Academics

Carolina’s C-STEP program expands to include Richmond Community College

C-STEP is part of Carolina’s commitment to accessibility and affordability, a core value of the University. For nearly 20 years, Carolina has pioneered initiatives to improve college affordability by striving to keep costs low for every student.

A teacher leads a class.

The University of North Carolina at Chapel Hill is expanding its renowned Carolina Student Transfer Excellence Program, known as C-STEP. Richmond Community College students will now have the opportunity to participate in C-STEP and earn guaranteed admission to Carolina. Eligible students can enroll as early as the fall 2021 academic semester.

C-STEP is a groundbreaking program that provides a pathway for low- and moderate-income high school and community college students to transfer into Carolina. To participate, students first enroll in an associate’s degree program at a partner college and earn a 3.2 GPA on all required coursework. Students may then apply to the C-STEP program and, once all the required coursework is complete, transfer to UNC-Chapel Hill.
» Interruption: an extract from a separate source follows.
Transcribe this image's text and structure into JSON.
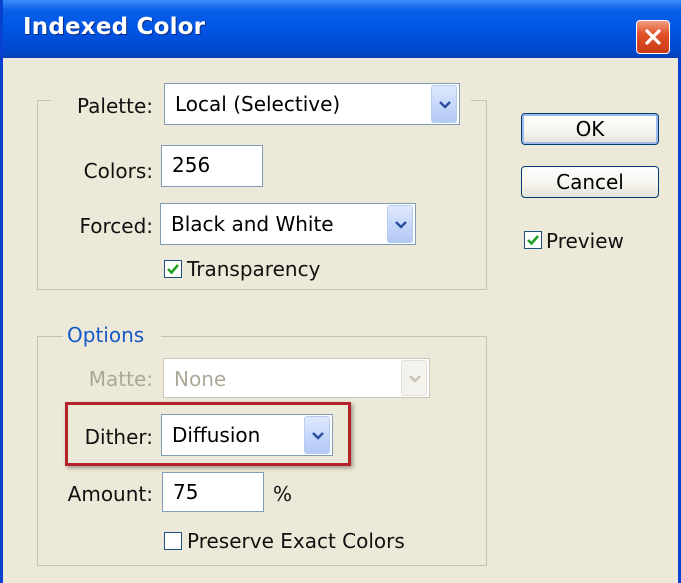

C-STEP launched in 2006 with the support of the Jack Kent Cooke Foundation to enable more community college students to transfer to and graduate from Carolina. Almost 800 transfer students enter UNC-Chapel Hill each year, about 39% from North Carolina community colleges.

“There are many paths to Carolina and our C-STEP students are among the most hardworking and resourceful that we’ve seen,” said Rebecca Egbert, senior assistant director of admissions and C-STEP program director. “Transfer students are valued members of our community, and we are proud to welcome students from Richmond Community College. We can’t wait to see all that they accomplish.”
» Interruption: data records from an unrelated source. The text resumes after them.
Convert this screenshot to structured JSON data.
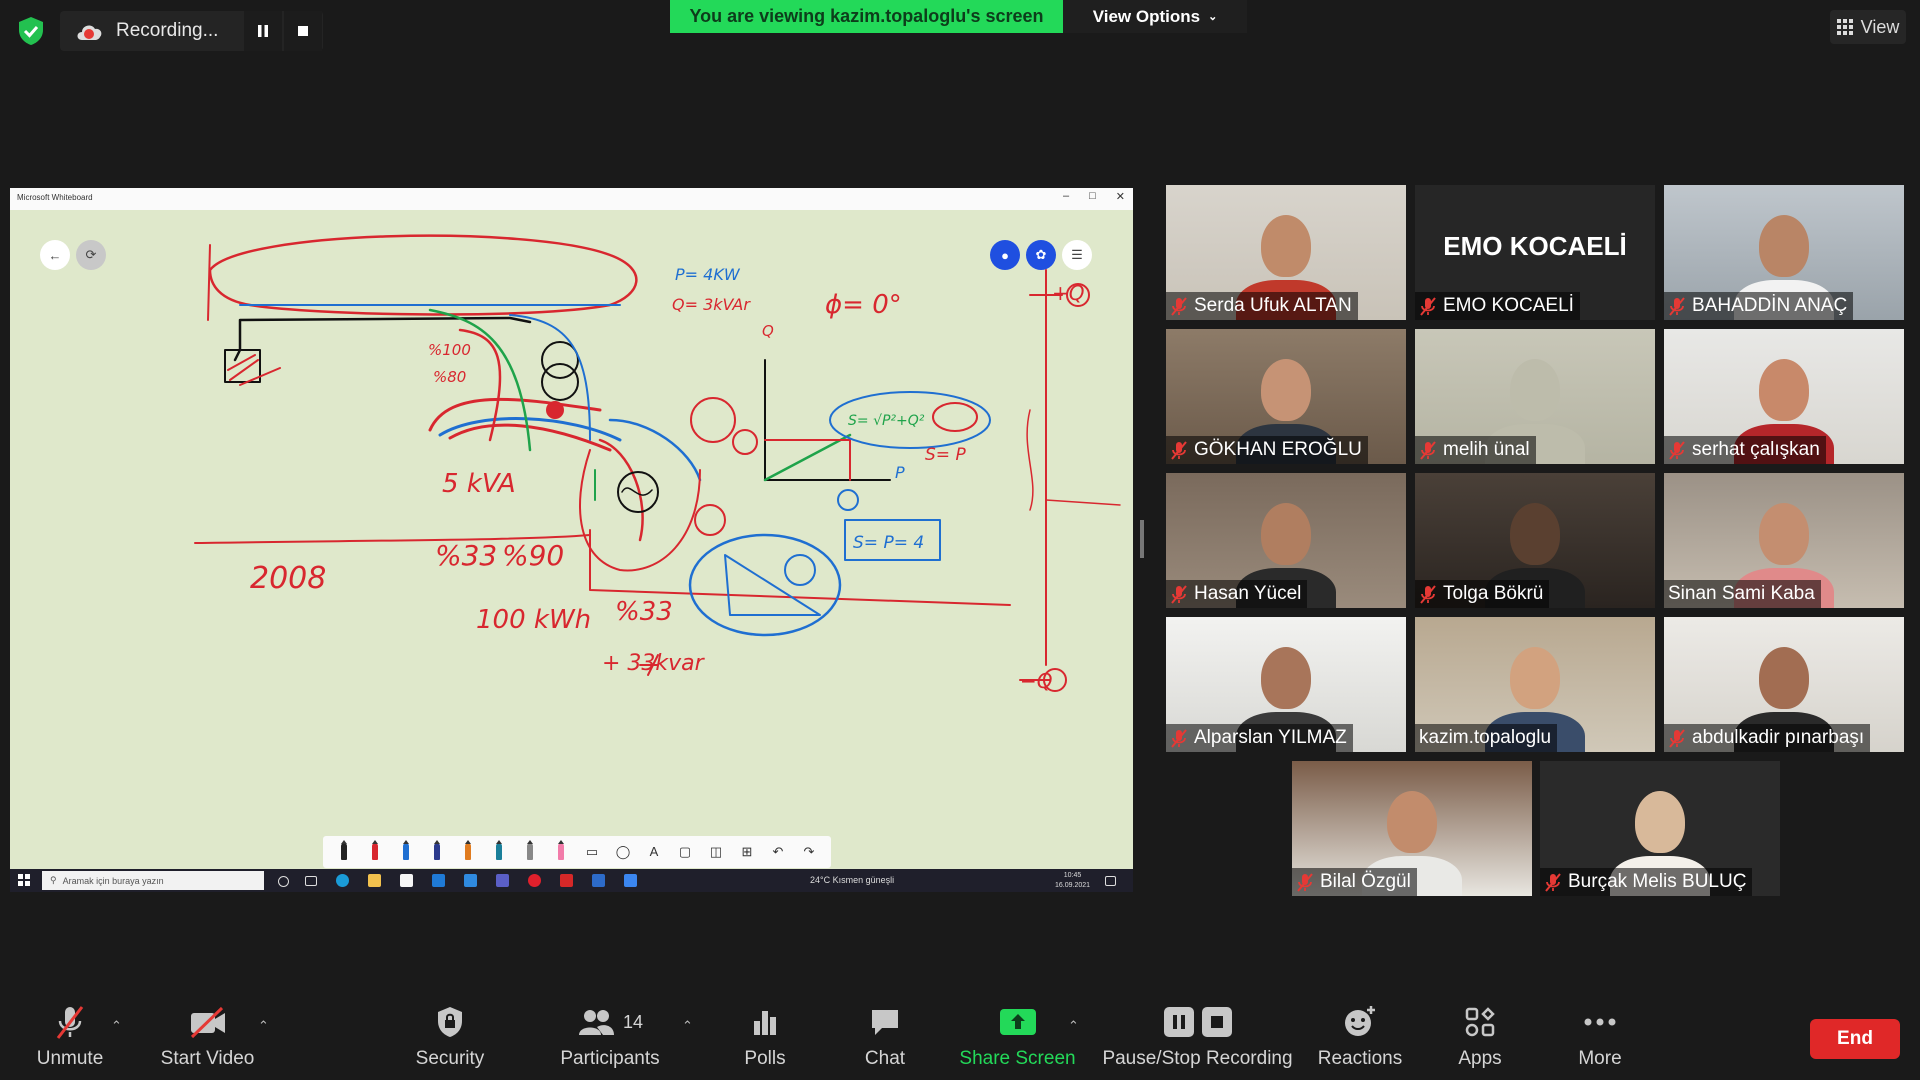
{
  "top_bar": {
    "security_badge_icon": "shield-check-icon",
    "recording_label": "Recording...",
    "viewing_banner": "You are viewing kazim.topaloglu's screen",
    "view_options_label": "View Options",
    "view_label": "View"
  },
  "shared_screen": {
    "window_title": "Microsoft Whiteboard",
    "drawing_text": {
      "p4kw": "P= 4KW",
      "q3kvar": "Q= 3kVAr",
      "phi": "ϕ= 0°",
      "q_axis": "Q",
      "p_axis": "P",
      "s_p": "S= P",
      "s_eq": "S= √P²+Q²",
      "s_p4": "S= P= 4",
      "pct100": "%100",
      "pct80": "%80",
      "kva": "5 kVA",
      "year": "2008",
      "pct33": "%33",
      "pct90": "%90",
      "kwh": "100 kWh",
      "pct33b": "%33",
      "kvar33": "+ 33kvar",
      "plus_q": "+Q",
      "minus_q": "−Q"
    },
    "taskbar": {
      "search_placeholder": "Aramak için buraya yazın",
      "weather": "24°C  Kısmen güneşli",
      "time": "10:45",
      "date": "16.09.2021"
    }
  },
  "participants": [
    {
      "name": "Serda Ufuk ALTAN",
      "muted": true,
      "video": true
    },
    {
      "name": "EMO KOCAELİ",
      "muted": true,
      "video": false,
      "display_text": "EMO KOCAELİ"
    },
    {
      "name": "BAHADDİN ANAÇ",
      "muted": true,
      "video": true
    },
    {
      "name": "GÖKHAN EROĞLU",
      "muted": true,
      "video": true
    },
    {
      "name": "melih ünal",
      "muted": true,
      "video": true
    },
    {
      "name": "serhat çalışkan",
      "muted": true,
      "video": true
    },
    {
      "name": "Hasan Yücel",
      "muted": true,
      "video": true
    },
    {
      "name": "Tolga Bökrü",
      "muted": true,
      "video": true
    },
    {
      "name": "Sinan Sami Kaba",
      "muted": false,
      "video": true
    },
    {
      "name": "Alparslan YILMAZ",
      "muted": true,
      "video": true
    },
    {
      "name": "kazim.topaloglu",
      "muted": false,
      "video": true,
      "active_speaker": true
    },
    {
      "name": "abdulkadir pınarbaşı",
      "muted": true,
      "video": true
    },
    {
      "name": "Bilal Özgül",
      "muted": true,
      "video": true
    },
    {
      "name": "Burçak Melis BULUÇ",
      "muted": true,
      "video": true
    }
  ],
  "toolbar": {
    "unmute": "Unmute",
    "start_video": "Start Video",
    "security": "Security",
    "participants": "Participants",
    "participant_count": "14",
    "polls": "Polls",
    "chat": "Chat",
    "share_screen": "Share Screen",
    "pause_stop_recording": "Pause/Stop Recording",
    "reactions": "Reactions",
    "apps": "Apps",
    "more": "More",
    "end": "End"
  },
  "colors": {
    "banner_green": "#23d959",
    "share_green": "#23d959",
    "end_red": "#e02828",
    "active_speaker": "#e9ec6e",
    "mute_red": "#e53935",
    "whiteboard_bg": "#dfe8cb",
    "ink_red": "#d8272f",
    "ink_blue": "#1f6fd1",
    "ink_green": "#1fa34a"
  }
}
C-STEP is part of Carolina’s commitment to accessibility and affordability, a core value of the University. For nearly 20 years, Carolina has pioneered initiatives to improve college affordability by striving to keep costs low for every student. It is one of the few public flagship universities to practice need-blind admissions and provide low-debt, full-need student aid. The University strives to meet the full demonstrated need of all students eligible to receive federal financial aid through a combination of grants, scholarships, and loans. C-STEP students are also eligible for the Carolina Covenant, a landmark program that enables low-income students to graduate debt-free.

“This new partnership between RichmondCC and UNC-Chapel Hill will provide many people in Richmond and Scotland counties a new and exciting path toward a Carolina degree, while enriching their academic and personal experience,” said Dale McInnis, Richmond Community College president. “Our college is proud to support UNC-Chapel Hill’s innovative efforts to expand access for our students to attend this world class university, saving them money and improving their chance to succeed. If your dream has always been to go to Carolina, C-STEP at RichmondCC can now make that dream come true.”

Once enrolled in C-STEP, the program provides transition and support services, such as dedicated academic advising from community college all the way to and through UNC-Chapel Hill as well as mentoring and networking opportunities and special seminars.

C-STEP currently serves almost 950 students, and 730 of those have already enrolled at Carolina. The remaining students are expected to enroll after completing their community college courses. As of 2019, the average C-STEP graduate GPA is 3.0 and the overall graduation rate is 81%.

RichmondCC will be the 14th community college to partner with C-STEP and Carolina. Current C-STEP partners include: Alamance Community College, Cape Fear Community College, Carteret Community College, Central Carolina Community College, Central Piedmont Community College, Craven Community College, Durham Technical Community College, Fayetteville Technical Community College, Guilford Technical Community College, Robeson Community College, Sandhills Community College, Southwestern Community College and Wake Technical Community College.